[vii] Hasvold, P.E. Wootton, R. “Use of telephone and SMS reminders to improve attendance at hospital appointments: a systematic review”. Journal of Telemedicine & Telecare. 2011. http://www.ncbi.nlm.nih.gov/pubmed/21933898.

[viii] Chen, ZW. Fang, LZ. Chen, LY. Dai, HL. “Comparison of an SMS text messaging and phone reminder to improve attendance at a health promotion center: a randomized controlled trial.” http://www.ncbi.nlm.nih.gov/pubmed/18196610.

[ix] Prasad, S. Anand, R. Use of mobile telephone short message service as a reminder: the effect on patient attendance.” International Dentistry Journal. 2012. http://www.ncbi.nlm.nih.gov/pubmed/22251033.

[x] da ,Costa TM, Salomão, PL. Martha, AS. Pisa, IT. Sigulem, D. “The impact of short message service text messages sent as appointment reminders to patients' cell phones at outpatient clinics in São Paulo, Brazil.” 2010. http://www.ncbi.nlm.nih.gov/pubmed/19783204.

[xi] Sharma, P. Agarwal. P. “Mobile phone text messaging for promoting adherence to antiretroviral therapy in patients with HIV infection.” The WHO Reproductive Health Library.
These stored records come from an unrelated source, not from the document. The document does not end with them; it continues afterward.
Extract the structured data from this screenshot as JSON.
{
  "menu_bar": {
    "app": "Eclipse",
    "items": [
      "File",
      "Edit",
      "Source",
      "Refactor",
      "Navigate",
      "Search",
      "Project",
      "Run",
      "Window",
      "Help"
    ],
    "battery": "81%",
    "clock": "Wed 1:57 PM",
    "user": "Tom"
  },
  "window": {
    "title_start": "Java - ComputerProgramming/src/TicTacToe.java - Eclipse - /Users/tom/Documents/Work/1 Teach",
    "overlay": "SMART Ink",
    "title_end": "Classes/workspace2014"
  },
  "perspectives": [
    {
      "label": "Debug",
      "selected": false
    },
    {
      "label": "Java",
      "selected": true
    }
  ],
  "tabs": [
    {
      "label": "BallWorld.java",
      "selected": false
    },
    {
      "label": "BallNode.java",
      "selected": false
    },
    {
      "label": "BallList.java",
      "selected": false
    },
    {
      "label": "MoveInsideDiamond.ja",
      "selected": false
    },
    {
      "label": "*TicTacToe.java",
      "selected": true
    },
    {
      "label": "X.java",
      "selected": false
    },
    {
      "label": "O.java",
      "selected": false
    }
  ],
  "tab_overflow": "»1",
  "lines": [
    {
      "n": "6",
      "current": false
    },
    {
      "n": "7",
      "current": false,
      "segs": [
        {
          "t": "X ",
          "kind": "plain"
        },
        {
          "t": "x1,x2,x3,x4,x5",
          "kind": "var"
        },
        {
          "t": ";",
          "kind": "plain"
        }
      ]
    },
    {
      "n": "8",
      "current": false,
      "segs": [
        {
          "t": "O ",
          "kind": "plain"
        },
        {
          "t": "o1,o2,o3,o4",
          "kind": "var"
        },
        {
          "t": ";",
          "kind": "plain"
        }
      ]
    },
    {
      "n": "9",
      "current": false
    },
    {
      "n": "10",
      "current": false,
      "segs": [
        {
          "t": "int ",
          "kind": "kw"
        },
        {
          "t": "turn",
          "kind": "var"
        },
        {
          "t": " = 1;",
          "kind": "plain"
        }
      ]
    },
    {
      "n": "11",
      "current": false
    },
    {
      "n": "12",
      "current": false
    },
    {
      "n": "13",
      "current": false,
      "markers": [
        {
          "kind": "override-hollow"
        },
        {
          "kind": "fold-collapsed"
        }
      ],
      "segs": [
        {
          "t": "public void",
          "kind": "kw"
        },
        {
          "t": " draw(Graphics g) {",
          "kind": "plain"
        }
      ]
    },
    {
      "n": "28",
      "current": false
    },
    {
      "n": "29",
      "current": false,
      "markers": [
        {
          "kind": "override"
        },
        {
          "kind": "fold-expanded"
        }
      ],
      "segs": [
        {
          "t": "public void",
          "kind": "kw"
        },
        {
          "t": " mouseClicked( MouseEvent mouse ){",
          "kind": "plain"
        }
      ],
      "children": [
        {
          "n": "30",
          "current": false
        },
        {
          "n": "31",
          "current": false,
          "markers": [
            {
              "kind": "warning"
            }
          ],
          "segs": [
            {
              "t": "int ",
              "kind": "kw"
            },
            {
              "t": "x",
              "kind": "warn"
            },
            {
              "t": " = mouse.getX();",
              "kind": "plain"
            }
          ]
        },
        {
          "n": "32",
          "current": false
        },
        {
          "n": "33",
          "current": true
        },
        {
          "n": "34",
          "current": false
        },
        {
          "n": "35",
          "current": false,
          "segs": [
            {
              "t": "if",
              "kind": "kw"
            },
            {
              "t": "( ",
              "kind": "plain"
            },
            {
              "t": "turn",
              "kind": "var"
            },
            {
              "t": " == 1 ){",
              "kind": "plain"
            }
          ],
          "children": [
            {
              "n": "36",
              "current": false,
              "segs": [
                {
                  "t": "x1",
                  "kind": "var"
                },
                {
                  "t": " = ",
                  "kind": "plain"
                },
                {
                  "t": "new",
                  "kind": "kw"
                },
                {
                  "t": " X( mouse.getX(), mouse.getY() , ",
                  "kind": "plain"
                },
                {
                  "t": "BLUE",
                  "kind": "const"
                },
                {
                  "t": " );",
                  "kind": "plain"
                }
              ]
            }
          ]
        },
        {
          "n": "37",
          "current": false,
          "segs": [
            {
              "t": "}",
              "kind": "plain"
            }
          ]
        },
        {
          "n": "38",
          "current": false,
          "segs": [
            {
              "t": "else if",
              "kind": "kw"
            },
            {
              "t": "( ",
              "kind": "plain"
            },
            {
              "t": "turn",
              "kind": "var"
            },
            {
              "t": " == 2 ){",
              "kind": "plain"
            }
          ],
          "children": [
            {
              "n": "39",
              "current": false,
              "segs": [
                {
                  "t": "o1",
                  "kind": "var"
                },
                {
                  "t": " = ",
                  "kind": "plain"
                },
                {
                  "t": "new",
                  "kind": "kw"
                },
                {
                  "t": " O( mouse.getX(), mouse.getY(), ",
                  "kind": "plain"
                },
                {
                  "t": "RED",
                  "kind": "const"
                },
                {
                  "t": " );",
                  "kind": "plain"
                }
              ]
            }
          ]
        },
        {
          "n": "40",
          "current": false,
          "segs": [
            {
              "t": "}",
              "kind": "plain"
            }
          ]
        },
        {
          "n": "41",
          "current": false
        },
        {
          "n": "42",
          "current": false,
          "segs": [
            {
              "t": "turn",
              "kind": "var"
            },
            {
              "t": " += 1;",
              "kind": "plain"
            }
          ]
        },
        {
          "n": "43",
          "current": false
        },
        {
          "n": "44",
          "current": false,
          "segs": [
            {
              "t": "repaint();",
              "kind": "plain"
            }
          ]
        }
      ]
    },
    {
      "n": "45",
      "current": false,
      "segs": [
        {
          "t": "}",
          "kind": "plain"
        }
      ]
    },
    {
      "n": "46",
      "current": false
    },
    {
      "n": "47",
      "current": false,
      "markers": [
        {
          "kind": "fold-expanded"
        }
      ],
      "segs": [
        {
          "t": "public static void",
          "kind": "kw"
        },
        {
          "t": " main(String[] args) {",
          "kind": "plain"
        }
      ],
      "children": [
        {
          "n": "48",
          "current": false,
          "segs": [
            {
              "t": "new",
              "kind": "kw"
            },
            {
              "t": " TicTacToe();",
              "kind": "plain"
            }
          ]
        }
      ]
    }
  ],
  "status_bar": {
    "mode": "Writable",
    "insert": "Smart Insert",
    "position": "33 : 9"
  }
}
The World Health Organization. 2012. http://apps.who.int/rhl/hiv_aids/cd009756_sharmap_com/en/index.html.

[xii] Vervolet, M. van Dijk, L. Santen-Reestman, J. “SMS reminders improve adherence to oral medication in type 2 diabetes patients who are real time electronically monitored” In J Med Inform. 2012;81(9); 594-604. http://www.ncbi.nlm.nih.gov/pubmed/22652012.

[xiii] Vernon, JA. Trujillo, A. “Low Health Literacy: Implications for National Health Policy.” Rep. Washington: George Washington University, 2007. http://sphhs.gwu.edu/departments/healthpolicy/CHPR/downloads/LowHealthLiteracyReport10_4_07.pdf

[xiv] Pena-Robichauz, V. Kvedar, J. Watson, A. “Text Message as a Reminder Aid and Educational Tool in Adults and Adolescents with Atopic Dermatitis: A Pilot Study.” Dermatology Research and Practice. 2010. http://www.connected-health.org/programs/dermatology/research-materials--external-resources/text-messages-as-a-reminder-aid-and-educational-tool-in-adults-and-adolescents-with-atopic-dermatitis-a-pilot-study.aspx.

[xv] Franklin, V. Greene, A. Pagliari, C. “Patients’ engagement with ‘Sweet Talk’- A text messaging support system for young people with diabetes.” Journal of Medical Internet Research. 2008. http://www.ncbi.nlm.nih.gov/pmc/articles/PMC2483928/#!po=2.50000.

Wangberg, SC. Arsand, E. Andersson, N. “Diabestes education via mobile text messaging.” Journal of Telemedicine and Telecare. 2006. http://www.ncbi.nlm.nih.gov/pubmed/16884582